(Dataset rows describing interfaces)
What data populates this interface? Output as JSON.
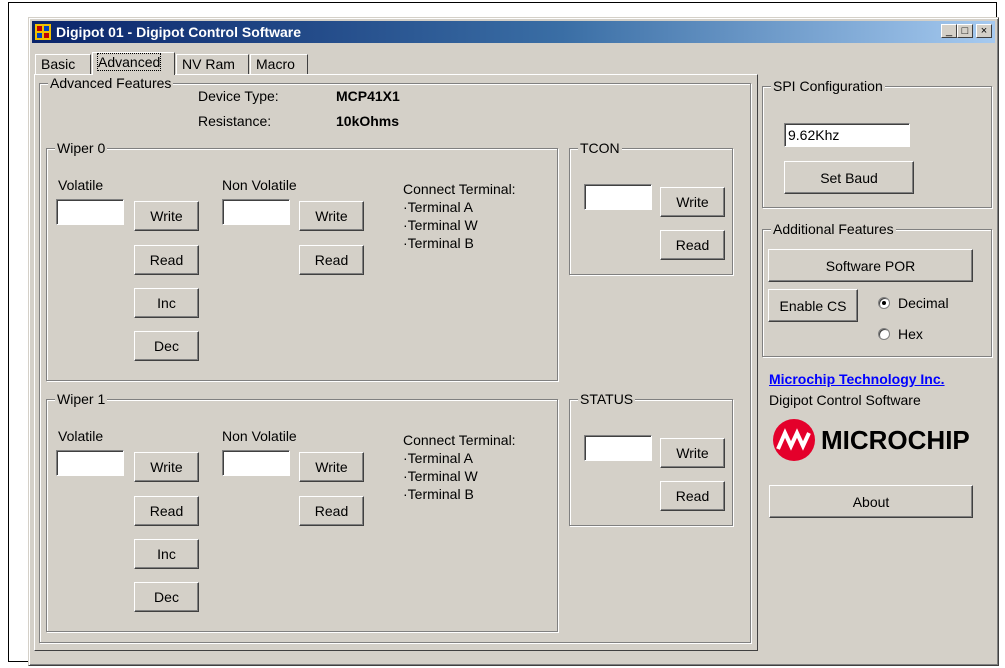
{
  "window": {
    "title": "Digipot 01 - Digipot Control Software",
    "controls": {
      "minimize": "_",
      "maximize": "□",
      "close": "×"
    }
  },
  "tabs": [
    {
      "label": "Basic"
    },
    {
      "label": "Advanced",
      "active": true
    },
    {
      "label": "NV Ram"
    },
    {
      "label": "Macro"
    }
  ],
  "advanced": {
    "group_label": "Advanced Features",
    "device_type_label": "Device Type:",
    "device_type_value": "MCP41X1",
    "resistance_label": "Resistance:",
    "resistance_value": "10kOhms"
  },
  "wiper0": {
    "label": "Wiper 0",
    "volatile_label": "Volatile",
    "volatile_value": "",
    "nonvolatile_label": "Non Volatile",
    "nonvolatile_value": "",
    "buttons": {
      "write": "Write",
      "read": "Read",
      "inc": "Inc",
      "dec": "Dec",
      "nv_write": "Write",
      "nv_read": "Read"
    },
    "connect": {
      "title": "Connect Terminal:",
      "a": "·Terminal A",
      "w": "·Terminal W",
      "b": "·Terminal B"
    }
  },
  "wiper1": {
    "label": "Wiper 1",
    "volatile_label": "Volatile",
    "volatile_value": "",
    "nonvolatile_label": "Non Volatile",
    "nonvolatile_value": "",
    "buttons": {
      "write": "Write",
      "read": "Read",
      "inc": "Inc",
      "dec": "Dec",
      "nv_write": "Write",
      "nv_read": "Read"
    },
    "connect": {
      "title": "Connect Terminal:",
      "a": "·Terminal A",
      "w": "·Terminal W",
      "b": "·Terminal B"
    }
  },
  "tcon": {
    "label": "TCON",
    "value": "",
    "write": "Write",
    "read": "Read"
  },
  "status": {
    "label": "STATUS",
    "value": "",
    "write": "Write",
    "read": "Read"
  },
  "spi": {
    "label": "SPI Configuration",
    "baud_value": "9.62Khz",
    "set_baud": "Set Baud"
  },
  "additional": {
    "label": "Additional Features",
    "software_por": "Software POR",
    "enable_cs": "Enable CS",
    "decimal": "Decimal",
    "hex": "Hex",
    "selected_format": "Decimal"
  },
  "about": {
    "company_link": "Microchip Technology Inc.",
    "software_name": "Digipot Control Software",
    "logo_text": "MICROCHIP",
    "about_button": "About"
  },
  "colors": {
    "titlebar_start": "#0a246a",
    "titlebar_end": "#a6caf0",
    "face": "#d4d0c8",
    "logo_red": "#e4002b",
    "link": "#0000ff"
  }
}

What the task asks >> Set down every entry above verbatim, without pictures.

Response box >>
What data populates this interface? Output as JSON.
{
  "window": {
    "title": "Digipot 01 - Digipot Control Software",
    "controls": {
      "minimize": "_",
      "maximize": "□",
      "close": "×"
    }
  },
  "tabs": [
    {
      "label": "Basic"
    },
    {
      "label": "Advanced",
      "active": true
    },
    {
      "label": "NV Ram"
    },
    {
      "label": "Macro"
    }
  ],
  "advanced": {
    "group_label": "Advanced Features",
    "device_type_label": "Device Type:",
    "device_type_value": "MCP41X1",
    "resistance_label": "Resistance:",
    "resistance_value": "10kOhms"
  },
  "wiper0": {
    "label": "Wiper 0",
    "volatile_label": "Volatile",
    "volatile_value": "",
    "nonvolatile_label": "Non Volatile",
    "nonvolatile_value": "",
    "buttons": {
      "write": "Write",
      "read": "Read",
      "inc": "Inc",
      "dec": "Dec",
      "nv_write": "Write",
      "nv_read": "Read"
    },
    "connect": {
      "title": "Connect Terminal:",
      "a": "·Terminal A",
      "w": "·Terminal W",
      "b": "·Terminal B"
    }
  },
  "wiper1": {
    "label": "Wiper 1",
    "volatile_label": "Volatile",
    "volatile_value": "",
    "nonvolatile_label": "Non Volatile",
    "nonvolatile_value": "",
    "buttons": {
      "write": "Write",
      "read": "Read",
      "inc": "Inc",
      "dec": "Dec",
      "nv_write": "Write",
      "nv_read": "Read"
    },
    "connect": {
      "title": "Connect Terminal:",
      "a": "·Terminal A",
      "w": "·Terminal W",
      "b": "·Terminal B"
    }
  },
  "tcon": {
    "label": "TCON",
    "value": "",
    "write": "Write",
    "read": "Read"
  },
  "status": {
    "label": "STATUS",
    "value": "",
    "write": "Write",
    "read": "Read"
  },
  "spi": {
    "label": "SPI Configuration",
    "baud_value": "9.62Khz",
    "set_baud": "Set Baud"
  },
  "additional": {
    "label": "Additional Features",
    "software_por": "Software POR",
    "enable_cs": "Enable CS",
    "decimal": "Decimal",
    "hex": "Hex",
    "selected_format": "Decimal"
  },
  "about": {
    "company_link": "Microchip Technology Inc.",
    "software_name": "Digipot Control Software",
    "logo_text": "MICROCHIP",
    "about_button": "About"
  },
  "colors": {
    "titlebar_start": "#0a246a",
    "titlebar_end": "#a6caf0",
    "face": "#d4d0c8",
    "logo_red": "#e4002b",
    "link": "#0000ff"
  }
}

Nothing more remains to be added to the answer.